This particular Saturday when C was supposed to empty the rest of her room, pack everything she needed for her stay in Stockholm, leave the keys and then take the ferry to Stockholm in the evening, she had been riding her bike to and fro from the flat to her friend´s attic like a mad woman. At the same time trying to tidy up and not leaving anything behind. The bag and the suitcase got heavier by the hour. The ferry was supposed to leave at 8.30 pm. The last bus to the harbor left at 8.10 pm. And she had at least a ten minute walk to the bus stop. The panic that had been building up in her slowly increased when she realized that the clock was approaching 8 pm and she still had a pile of important papers that did neither fit into the suitcase nor into the heavy bag. She simply had to throw everything in a plastic bag and leave it in the room with a note explaining that she would come and get it a.s.a.p.
It was absolutely time to leave if she would have even a remote chance of catching the ferry. Now the panic had risen to new heights. This was in the late eighties and cell phones did not exist and C had changed most of her money into Swedish crowns which meant that she had very little money on her. All her friends had left town to go to work somewhere else. She would not be able to phone her sister in Stockholm or to pay for a hotel room and she had just left the key to her old apartment and could not get in there anymore. The final straw was when she saw the last bus passing by leaving for the harbor. C now knew that all hope was lost. And she completely broke down. Almost on autopilot she was dragging her suitcase and her bag while crying heavily and somehow got to the bus stop at about 8.15 pm even if she knew no buses would come.

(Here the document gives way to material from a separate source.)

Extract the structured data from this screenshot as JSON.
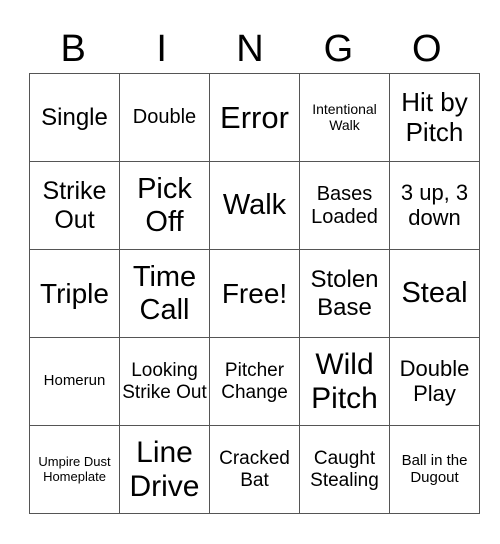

The ferry would leave in 15 minutes and she would never get there in time. So she did the only thing she could. Surrendered. Surrendered to the completely impossible situation, standing there at the bus stop with her bags, crying uncontrollably. In the very same minute a familiar voice approached her. It was her French teacher trying to ask her what was going on. Sobbing and barely being able to speak C manages to say something about the ferry leaving in a couple of minutes. The next minute a car halts in front of them with screeching breaks, a man gets out and while he is informed about the situation he quickly puts the heavy luggage in the trunk and steps on the gas with C beside him. In the harbor the ferry is about to leave in a couple of minutes but the man who is not only an angel on earth but happens to be a priest as well, get the boarding card for the sobbing girl and carries her heavy luggage all the way to the gates. She promises to thank him properly and then sobs for a half hour in her cabin while the three other women sharing the cabin with her, have the decency to leave her alone.
This story could contain many lessons but I chose surrender. Simply because since that time I have never, sorry C has never experienced a surrendering quite like that. But the experience has stayed as a body memory and C knows what happens when you do surrender. Help in the form of earth angels appear. This is something I wish for everybody out there experiencing tremendous stress, anxiety and hopelessness, that there will be earth angels appearing.
p.s. the priest later told the story of the sobbing girl with the big suitcase in one of his radio prayers and then even more later used it as part of his speech when C and her husband got married 🙂